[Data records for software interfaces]

◇ ◇ ◇ ◇

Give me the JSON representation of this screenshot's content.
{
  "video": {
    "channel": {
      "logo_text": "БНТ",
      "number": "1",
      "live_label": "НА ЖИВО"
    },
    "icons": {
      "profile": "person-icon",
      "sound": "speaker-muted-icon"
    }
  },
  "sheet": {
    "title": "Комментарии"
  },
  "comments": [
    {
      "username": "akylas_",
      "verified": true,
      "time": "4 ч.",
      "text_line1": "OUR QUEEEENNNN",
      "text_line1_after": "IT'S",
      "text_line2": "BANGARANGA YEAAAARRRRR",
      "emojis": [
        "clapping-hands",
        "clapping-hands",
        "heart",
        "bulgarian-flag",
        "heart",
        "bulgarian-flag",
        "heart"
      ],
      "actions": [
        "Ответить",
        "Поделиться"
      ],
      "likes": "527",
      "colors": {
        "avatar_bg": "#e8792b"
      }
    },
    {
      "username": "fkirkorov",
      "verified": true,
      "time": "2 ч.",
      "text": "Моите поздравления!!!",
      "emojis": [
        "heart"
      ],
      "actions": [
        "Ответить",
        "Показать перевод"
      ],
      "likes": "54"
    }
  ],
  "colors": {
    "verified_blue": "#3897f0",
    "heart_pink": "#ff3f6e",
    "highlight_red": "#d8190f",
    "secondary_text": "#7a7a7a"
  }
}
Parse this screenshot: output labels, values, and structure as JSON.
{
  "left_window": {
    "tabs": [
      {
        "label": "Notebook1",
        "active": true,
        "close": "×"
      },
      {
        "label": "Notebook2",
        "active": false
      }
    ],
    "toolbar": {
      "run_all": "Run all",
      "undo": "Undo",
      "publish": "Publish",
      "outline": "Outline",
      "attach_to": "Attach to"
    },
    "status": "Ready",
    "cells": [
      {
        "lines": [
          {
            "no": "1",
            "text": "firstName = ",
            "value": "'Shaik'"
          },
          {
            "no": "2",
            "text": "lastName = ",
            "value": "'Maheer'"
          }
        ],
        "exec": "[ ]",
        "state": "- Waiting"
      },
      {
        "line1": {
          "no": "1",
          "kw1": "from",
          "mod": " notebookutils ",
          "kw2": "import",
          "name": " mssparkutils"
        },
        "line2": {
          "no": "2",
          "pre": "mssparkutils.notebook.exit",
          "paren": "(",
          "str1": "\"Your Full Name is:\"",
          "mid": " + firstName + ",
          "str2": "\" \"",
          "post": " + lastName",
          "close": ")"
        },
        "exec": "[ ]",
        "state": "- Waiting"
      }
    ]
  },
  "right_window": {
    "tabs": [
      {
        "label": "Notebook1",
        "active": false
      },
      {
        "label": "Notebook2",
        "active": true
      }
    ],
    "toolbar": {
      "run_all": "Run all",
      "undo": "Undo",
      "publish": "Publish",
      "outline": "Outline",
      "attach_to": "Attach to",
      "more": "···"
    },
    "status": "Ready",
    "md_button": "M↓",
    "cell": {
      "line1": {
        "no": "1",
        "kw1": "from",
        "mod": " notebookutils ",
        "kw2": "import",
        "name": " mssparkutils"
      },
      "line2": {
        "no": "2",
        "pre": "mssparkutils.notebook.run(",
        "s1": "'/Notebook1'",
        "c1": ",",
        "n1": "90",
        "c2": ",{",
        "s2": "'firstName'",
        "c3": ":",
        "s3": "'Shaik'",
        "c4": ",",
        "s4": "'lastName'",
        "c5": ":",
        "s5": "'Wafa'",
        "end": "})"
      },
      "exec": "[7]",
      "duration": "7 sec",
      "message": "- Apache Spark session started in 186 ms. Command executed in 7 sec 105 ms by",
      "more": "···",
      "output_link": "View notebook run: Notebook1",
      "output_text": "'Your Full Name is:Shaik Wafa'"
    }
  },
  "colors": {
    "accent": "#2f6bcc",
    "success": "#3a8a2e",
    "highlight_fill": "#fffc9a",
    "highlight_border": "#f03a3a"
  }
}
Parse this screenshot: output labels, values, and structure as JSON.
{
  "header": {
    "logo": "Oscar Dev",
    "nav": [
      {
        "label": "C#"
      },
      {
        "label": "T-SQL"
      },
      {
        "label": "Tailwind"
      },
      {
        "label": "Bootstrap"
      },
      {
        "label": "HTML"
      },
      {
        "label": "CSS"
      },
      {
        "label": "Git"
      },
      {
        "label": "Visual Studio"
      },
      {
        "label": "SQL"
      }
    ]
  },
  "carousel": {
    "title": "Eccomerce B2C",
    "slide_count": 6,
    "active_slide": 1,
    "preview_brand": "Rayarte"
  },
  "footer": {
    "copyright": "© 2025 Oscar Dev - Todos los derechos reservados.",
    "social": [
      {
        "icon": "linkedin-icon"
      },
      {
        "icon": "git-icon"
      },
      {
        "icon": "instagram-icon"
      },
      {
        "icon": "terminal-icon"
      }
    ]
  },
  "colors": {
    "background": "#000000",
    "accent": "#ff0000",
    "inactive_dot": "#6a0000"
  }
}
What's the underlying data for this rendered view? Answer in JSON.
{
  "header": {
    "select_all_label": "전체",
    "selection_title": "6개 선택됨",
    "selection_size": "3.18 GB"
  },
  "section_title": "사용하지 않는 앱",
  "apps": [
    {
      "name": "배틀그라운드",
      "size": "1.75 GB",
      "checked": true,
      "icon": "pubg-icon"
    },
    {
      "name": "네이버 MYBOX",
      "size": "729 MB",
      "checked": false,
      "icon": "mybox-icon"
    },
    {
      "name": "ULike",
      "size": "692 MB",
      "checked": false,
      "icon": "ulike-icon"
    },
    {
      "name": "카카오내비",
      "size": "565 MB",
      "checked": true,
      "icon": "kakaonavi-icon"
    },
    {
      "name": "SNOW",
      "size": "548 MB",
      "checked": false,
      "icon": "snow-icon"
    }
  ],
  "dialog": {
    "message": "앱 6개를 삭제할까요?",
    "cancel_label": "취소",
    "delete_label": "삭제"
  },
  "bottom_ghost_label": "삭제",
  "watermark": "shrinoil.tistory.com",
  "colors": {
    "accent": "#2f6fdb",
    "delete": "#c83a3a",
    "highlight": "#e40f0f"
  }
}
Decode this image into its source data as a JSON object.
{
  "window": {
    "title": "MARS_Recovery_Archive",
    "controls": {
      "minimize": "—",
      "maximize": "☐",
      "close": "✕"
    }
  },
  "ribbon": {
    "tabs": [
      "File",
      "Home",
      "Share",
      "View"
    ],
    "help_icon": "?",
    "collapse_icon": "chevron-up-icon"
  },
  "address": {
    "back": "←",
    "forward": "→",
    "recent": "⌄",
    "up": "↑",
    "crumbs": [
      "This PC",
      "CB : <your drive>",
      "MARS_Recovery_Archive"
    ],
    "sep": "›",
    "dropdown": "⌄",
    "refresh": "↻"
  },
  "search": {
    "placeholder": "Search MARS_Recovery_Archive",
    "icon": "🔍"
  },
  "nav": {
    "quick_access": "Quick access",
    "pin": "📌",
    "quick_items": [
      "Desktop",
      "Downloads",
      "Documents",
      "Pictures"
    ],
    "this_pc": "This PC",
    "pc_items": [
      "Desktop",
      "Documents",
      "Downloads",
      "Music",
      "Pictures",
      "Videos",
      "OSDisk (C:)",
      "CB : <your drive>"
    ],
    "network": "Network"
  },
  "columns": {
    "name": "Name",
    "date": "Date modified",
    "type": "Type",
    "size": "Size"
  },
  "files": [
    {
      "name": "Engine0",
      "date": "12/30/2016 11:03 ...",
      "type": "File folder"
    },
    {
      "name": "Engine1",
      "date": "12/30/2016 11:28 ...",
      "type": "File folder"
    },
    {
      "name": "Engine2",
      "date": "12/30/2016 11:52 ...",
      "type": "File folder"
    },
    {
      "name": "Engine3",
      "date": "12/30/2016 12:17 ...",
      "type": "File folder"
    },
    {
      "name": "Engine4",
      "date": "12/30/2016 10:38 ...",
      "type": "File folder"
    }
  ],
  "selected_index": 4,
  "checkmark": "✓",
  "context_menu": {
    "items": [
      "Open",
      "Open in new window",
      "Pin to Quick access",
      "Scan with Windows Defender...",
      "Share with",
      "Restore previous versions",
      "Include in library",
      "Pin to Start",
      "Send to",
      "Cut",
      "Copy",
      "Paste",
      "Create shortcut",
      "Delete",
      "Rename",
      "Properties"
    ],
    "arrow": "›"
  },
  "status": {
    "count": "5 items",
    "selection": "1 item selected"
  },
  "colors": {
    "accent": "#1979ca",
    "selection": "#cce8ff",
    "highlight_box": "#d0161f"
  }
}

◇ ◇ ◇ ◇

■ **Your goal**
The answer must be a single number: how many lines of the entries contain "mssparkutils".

■ **Answer box**
4